Jeff Judy

Jeff's Thoughts - June 27 , 2018

The Culture Cycle

If you have been following this e-zine for a while, or have attended some of my training or speaking events, you're probably aware that I believe culture is a key element of success or failure over the long term. When you think about culture, it is easy to fall back on things like mission statements and list of values.

But when I say "culture", I'm referring to "how we actually do things around here," the real practices rather than the official view of what is supposed to be happening. And I'm particularly interested in how consistent those practices are across locations, across functions, and throughout the organization's hierarchy from front lines to C-suite. In a "tight" culture, credit is handled the same way throughout the institution. Furthermore, communication is frequent and effective, so that when there is a change in strategy or practices, that change spreads quickly and effectively.

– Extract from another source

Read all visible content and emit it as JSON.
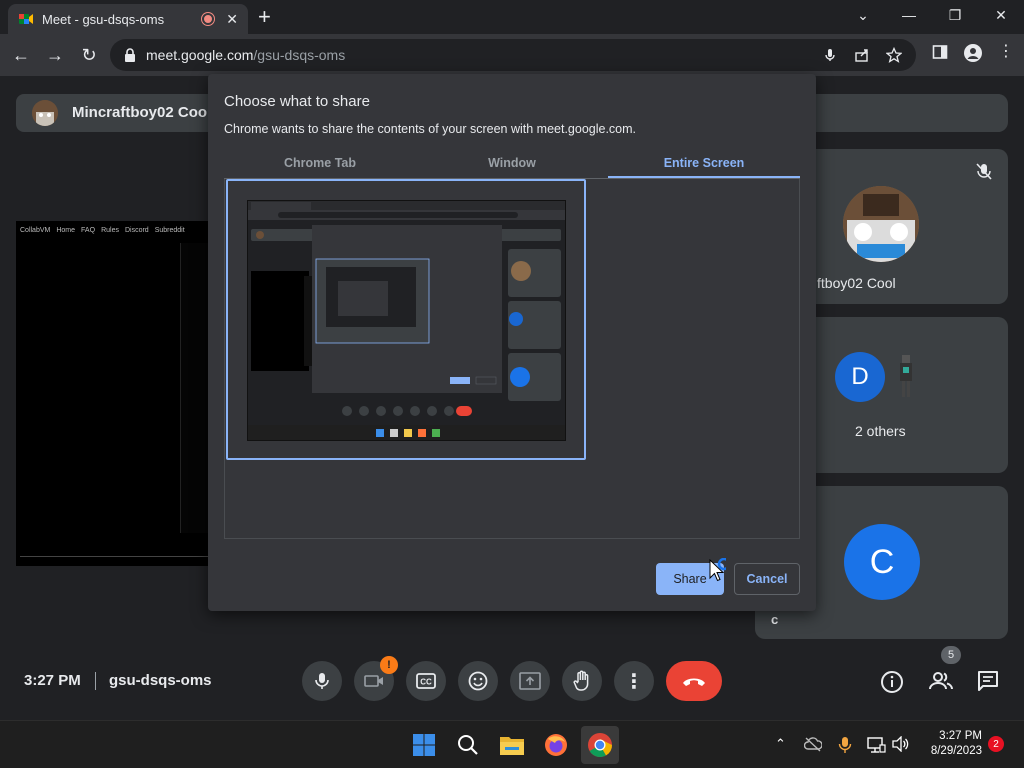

Over the years I've seen a regular cycle of interest in culture, a waxing and waning of culture discussions, culture training, and explicit culture management among my clients. And that culture cycle runs counter to the business cycle.

I'm sure you have seen this in your own experience. When times are bad, a lot of attention is paid to how things are done and to making sure everyone meets the same standards. When times are good, culture recedes into the background, with little active culture management.

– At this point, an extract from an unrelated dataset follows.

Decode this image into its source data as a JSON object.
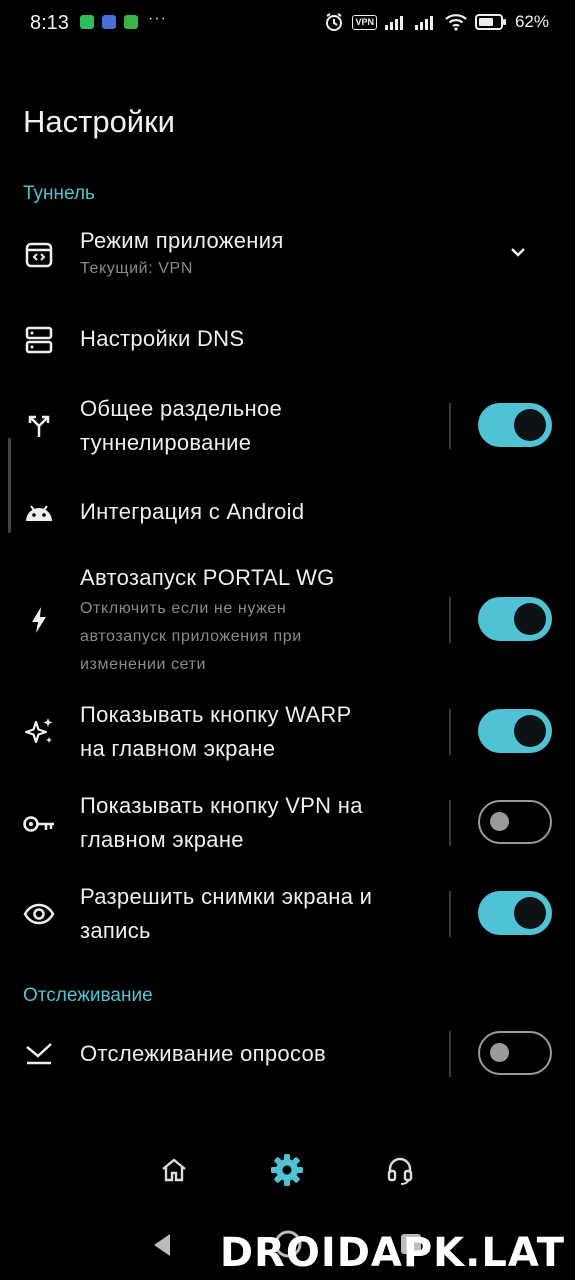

And that's precisely the reason that when the next downturn hits, institutions find themselves slow to respond to the change in conditions. Communication, consistency, adherence to guidelines and standards has gotten lax, and bringing everyone back on the same page to deal with the crisis sucks up valuable time and resources.

So I encourage you to break the cycle. The economy is good right now, and instead of letting things slide, ramp up your vigilance about standards and values a bit. Take a look at how consistent your practices are across locations and functions. Make sure people are responding to communications. Basically, make sure everyone is aware of the need to take culture seriously, right now, when there are not any big problems looming on the horizon.

After all, good cultures are not only valuable in bad times. A "tight" culture, one where consistency and communication (both ways) are continually reinforced, makes for a nimble institution. If your culture helps changes in strategy or policy spread quickly throughout the organization, you can react more quickly and effectively to changes in your market. A well-managed culture provides a significant competitive advantage in good times ... and the means to achieve some measure of success in bad times.

Don't let standards and practices slide while problems are rare. Take the cycle out of your culture. Maintaining your desired culture is one of the best ways to ensure that, in good times as well as bad, you outperform your competitors.